== PROBLEM DETAILS ==
Filter the records, keeping every line that has the string "screenshot".

[Collection entries]
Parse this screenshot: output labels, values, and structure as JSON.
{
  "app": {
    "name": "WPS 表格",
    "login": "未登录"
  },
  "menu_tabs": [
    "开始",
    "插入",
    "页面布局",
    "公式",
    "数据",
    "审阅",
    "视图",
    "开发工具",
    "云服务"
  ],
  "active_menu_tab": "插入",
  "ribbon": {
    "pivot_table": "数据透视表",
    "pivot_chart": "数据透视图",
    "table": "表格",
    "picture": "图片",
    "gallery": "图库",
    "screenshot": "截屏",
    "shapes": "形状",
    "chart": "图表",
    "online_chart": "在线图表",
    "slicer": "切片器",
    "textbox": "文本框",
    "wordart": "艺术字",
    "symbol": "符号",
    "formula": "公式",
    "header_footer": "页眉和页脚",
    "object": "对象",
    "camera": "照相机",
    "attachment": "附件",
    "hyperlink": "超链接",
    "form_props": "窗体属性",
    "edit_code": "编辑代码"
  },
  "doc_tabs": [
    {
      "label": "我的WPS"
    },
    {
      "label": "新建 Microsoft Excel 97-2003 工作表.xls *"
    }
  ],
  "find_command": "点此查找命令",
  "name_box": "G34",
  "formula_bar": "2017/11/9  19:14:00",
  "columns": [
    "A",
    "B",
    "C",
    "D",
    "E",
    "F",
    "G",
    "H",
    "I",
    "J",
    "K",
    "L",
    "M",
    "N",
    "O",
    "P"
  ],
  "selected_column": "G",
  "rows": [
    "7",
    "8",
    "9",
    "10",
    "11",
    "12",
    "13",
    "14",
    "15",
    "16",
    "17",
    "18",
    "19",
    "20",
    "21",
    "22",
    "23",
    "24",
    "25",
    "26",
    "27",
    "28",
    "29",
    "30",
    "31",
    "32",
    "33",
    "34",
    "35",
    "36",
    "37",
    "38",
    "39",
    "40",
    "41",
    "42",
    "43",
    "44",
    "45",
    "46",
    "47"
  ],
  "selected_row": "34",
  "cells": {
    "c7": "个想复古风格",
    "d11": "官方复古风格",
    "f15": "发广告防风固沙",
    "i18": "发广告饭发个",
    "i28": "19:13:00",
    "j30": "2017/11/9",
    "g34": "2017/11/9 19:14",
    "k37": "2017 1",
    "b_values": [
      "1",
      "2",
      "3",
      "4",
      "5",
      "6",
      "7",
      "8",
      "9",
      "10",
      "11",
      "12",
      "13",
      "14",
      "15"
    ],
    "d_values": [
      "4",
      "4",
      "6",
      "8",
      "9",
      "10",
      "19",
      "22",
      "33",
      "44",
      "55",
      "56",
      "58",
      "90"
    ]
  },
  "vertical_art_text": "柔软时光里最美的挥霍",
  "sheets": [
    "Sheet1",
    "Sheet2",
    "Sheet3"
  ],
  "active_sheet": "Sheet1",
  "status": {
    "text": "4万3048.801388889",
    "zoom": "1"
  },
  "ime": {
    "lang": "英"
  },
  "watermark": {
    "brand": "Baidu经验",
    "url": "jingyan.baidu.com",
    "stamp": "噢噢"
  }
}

== EXPECTED ANSWER ==
Parse this screenshot: output labels, values, and structure as JSON.
    "screenshot": "截屏",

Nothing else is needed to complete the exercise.